Vietnam's most famous dish, pho

Vietnamese seafood is the best in the world. Korean seafood is different because it usually has a kimchi taste to it. But I prefer Vietnamese seafood, which has more of a fresh, herb and black pepper taste. The best seafood in Vietnam is on Phu Quoc Island. The clams at the Night Market were amazing! The Vietnamese make a dipping sauce with shellfish such as clams, shrimp, prawn, crab and crawfish. The sauce is simply made of black pepper and salt with lime juice. It tastes perfect with shellfish!

Hot pot with baby shark, fresh vegetables and clam at the Night Market in Phu Quoc

Other dishes that are worth trying are Banh Xeo (the Vietnamese version of a crepe filled with fresh vegetables and pork), Bún thịt nướng (Vermicelli with grilled pork or fried spring rolls) and of course spring rolls, fried or fresh. Vietnamese coffee blows away other types of coffee. Its strong taste and sweet condensed milk stirred together and poured in ice make it the perfect drink for a warm morning or sweltering afternoon. But for an even more refreshing drink, try che. Everyone makes their che different. It’s usually made of red or soy bean in a coconut milk and crushed ice. Sometimes, it will have jellies, other fruit or some sort of custard.

But, one of our favorite eating experiences involved a bit of an adventure. Although this ‘restaurant’ is tucked away from District 1 and all of the other restaurants and hotels, this special chef is known for her homemade soups. She was featured on the TV show, “No Reservations,” with Anthony Bourdain. She is known as the “Lunch Lady.” It’s people like her who make the country a better place. She makes her culture speak through her cooking. She’s like a mother or grandmother who spends countless hours preparing a meal from love.

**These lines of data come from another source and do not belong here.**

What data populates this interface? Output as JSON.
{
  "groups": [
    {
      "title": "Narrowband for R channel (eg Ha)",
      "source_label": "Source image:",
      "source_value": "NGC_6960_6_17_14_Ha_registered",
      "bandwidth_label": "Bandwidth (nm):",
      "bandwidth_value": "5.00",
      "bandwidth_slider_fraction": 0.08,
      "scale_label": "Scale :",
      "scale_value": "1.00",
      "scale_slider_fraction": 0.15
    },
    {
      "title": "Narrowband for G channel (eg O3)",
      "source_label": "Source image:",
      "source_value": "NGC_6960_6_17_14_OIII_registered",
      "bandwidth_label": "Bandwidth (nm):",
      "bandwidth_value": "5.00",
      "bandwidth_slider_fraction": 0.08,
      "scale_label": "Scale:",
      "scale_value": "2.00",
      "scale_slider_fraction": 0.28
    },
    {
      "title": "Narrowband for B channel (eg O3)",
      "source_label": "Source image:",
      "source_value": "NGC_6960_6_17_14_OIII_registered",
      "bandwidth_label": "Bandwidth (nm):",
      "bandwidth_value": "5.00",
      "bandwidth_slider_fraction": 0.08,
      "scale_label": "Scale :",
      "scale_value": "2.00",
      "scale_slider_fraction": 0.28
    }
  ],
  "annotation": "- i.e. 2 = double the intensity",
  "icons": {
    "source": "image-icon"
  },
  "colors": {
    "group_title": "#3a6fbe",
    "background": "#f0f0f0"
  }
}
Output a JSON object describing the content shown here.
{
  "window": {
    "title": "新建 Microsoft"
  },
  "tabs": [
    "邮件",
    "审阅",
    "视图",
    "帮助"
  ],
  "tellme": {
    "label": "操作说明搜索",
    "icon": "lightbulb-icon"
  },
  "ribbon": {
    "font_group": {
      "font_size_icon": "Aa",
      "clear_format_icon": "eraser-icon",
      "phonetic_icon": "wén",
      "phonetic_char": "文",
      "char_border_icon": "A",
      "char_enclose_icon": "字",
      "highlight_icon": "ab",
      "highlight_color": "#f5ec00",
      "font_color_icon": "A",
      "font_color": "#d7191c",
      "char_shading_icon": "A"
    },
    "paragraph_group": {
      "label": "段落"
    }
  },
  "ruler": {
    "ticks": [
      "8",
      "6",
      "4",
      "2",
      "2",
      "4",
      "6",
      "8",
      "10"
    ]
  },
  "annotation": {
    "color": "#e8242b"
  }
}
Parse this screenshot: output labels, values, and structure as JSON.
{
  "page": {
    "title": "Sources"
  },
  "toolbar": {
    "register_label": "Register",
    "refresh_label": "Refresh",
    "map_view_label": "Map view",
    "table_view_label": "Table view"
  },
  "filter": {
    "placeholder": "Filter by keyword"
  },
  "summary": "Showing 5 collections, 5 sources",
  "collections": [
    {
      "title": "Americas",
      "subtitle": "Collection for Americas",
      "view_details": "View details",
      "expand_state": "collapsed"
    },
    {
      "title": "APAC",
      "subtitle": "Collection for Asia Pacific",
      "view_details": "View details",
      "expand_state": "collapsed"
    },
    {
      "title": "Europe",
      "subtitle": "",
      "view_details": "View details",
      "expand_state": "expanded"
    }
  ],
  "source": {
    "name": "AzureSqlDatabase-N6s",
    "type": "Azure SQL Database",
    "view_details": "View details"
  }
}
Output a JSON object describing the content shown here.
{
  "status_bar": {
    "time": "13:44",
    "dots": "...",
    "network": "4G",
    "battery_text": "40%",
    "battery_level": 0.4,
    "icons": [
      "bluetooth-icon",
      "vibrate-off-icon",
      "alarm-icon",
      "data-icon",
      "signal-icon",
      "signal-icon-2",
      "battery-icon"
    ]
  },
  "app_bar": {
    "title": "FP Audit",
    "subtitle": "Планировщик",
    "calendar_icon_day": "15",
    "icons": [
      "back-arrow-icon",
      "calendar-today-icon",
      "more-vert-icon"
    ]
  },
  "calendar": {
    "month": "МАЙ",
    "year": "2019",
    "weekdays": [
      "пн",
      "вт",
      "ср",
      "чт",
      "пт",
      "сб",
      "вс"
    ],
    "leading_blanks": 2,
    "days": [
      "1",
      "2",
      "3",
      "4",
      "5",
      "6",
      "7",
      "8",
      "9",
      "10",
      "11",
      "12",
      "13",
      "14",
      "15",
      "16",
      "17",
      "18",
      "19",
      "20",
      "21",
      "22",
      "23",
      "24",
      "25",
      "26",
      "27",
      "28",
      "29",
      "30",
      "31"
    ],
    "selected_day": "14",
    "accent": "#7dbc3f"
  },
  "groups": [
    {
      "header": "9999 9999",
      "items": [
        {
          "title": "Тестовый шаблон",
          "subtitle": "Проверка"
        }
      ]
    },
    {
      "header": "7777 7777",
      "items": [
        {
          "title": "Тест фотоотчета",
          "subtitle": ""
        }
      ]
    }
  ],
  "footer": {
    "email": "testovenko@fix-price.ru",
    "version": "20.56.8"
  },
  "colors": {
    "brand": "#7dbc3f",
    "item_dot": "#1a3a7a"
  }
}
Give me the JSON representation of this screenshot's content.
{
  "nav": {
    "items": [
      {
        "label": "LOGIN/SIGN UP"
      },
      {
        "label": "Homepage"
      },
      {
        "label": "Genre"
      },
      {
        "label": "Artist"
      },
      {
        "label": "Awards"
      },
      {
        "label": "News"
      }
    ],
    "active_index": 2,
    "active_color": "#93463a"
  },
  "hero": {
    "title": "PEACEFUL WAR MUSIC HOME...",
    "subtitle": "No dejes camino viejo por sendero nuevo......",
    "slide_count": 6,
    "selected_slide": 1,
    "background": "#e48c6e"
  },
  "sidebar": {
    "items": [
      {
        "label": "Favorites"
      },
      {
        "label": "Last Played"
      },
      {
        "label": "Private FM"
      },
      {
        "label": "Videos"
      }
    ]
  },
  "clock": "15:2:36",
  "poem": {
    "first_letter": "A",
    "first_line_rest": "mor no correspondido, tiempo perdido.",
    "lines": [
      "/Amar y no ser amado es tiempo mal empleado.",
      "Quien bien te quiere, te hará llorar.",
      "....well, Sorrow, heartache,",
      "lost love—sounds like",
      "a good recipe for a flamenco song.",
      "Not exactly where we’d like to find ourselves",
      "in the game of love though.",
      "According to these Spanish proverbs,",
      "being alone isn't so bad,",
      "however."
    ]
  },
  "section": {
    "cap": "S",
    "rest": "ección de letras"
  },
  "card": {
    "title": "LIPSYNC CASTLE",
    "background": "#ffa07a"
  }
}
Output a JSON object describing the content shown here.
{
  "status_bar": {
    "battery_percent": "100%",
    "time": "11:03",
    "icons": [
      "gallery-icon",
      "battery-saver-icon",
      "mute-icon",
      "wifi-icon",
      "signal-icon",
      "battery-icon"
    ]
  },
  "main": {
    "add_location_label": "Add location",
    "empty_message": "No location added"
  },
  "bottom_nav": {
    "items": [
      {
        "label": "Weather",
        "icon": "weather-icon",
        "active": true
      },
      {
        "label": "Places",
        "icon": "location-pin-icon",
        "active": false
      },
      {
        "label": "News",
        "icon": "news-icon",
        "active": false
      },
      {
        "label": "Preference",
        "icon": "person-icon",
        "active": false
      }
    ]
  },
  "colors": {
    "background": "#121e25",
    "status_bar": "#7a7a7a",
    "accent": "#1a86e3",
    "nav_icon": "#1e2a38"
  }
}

There was no exact address for her restaurant, which in Vietnam is sometimes outside with plastic chairs and tables and considered street food. But this street food was something different, with full service and the best soup in town. We had a small map that we found online and headed toward the area in search of this legend. As we got closer toward the area we asked a few locals where she was located and they knew exactly who we were talking about. Her stand was tucked away in a small alley. This was definitely off the beaten track. Her customers were everyday locals who crave the “good stuff.” This is the type of place where hardly ever see travelers. As soon as we located her stand, her face lit with a huge smile, welcoming us to sit down and try her food. She is an amazing woman who truly has a gift. Anthony Bourdain said that she was one of his favorite street vendors in Vietnam.

The Lunch Lady's Saturday Special - Banh Canh

She often puts a spin on traditional Vietnamese food making her own unique dish. When we went on a Saturday and she prepared a classic Vietnamese dish called Banh Canh. But instead of a pork-base broth she added her own spin with a crab-based seafood broth. The dish included fish cakes, succulent shrimps, thinly sliced shallots, onions, peppers, and a few quail eggs. Anyone who loves food could see the love that she put into this food.

This was one of the best dishes that we had in Vietnam. We highly recommend trying the Lunch Lady’s soup. If you’re limited on time in Vietnam, make sure you make time for the Lunch Lady. Just make sure that you get there after 11am and before 1pm. For someone being so famous, she charges less than 18,000 VND per plate, which is equivalent to $1 USD. Despite her popularity she refuses to raise her prices.